Source: Todd E. Vachon and Jeremy Brecher, Labor Studies Journal, Vol. 41 no. 2, June 2016
From the abstract:

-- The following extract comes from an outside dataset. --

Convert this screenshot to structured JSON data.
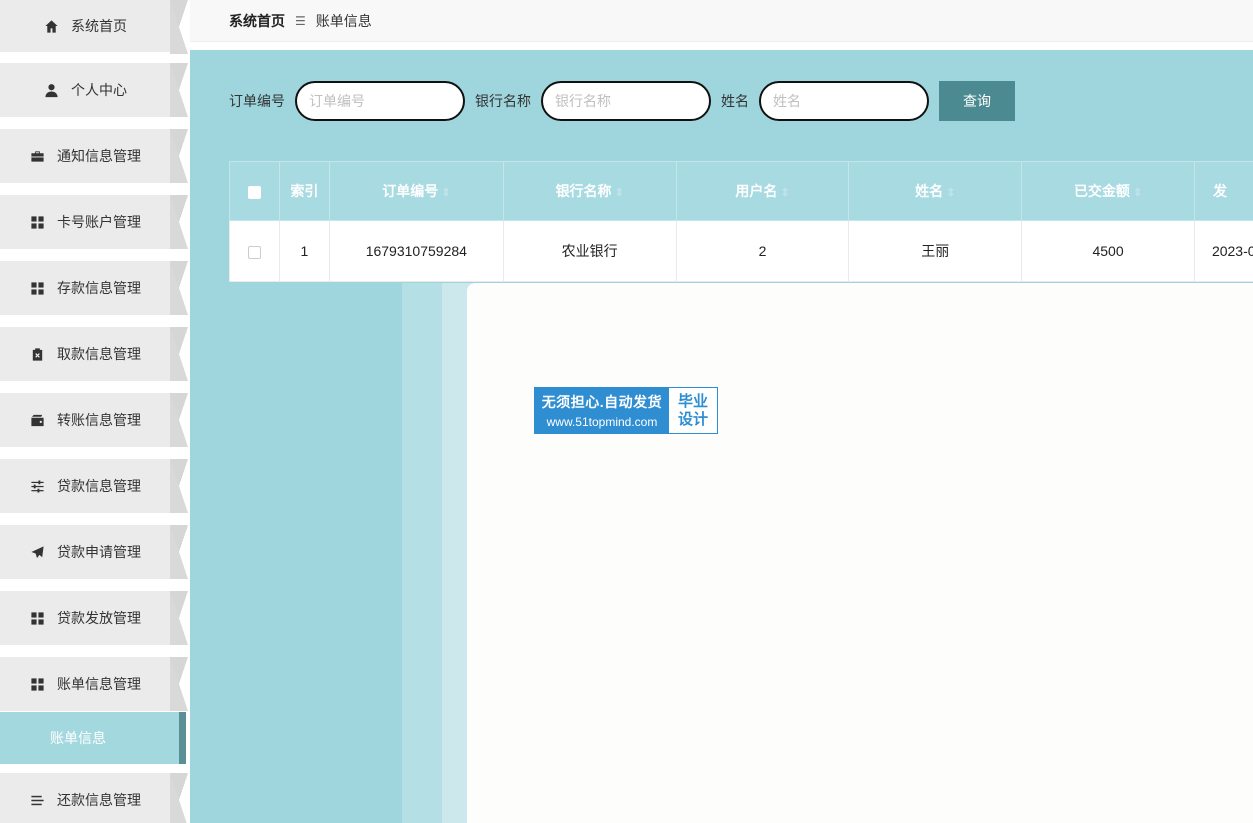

This study examines the relationship between unionization and environmental attitudes and behaviors in two national surveys. We begin by comparing the responses of union versus nonunion respondents to sixteen environmental questions in the General Social Survey for various years between 1993 and 2010. Overall, union members are, on average, slightly more likely than the general population to display pro-environmental attitudes and behaviors—having moderately greater mean values for ten of the sixteen pro-environmental items and displaying no difference on the remaining six items. Next, we look at three environmental questions in the American National Election Studies in various years between 1980 and 2012 and find union members on average to be more likely to support environmentalism than the general population for all three items. Finally, we conduct a robustness check by reducing the sample to just employed workers for each of the surveys and find the results to be substantively similar to those for the general population. This study contributes to the ongoing “jobs vs. the environment” debate as well as discussions about the ability of the labor and environmental movements to work together as a broad-based progressive movement for social change.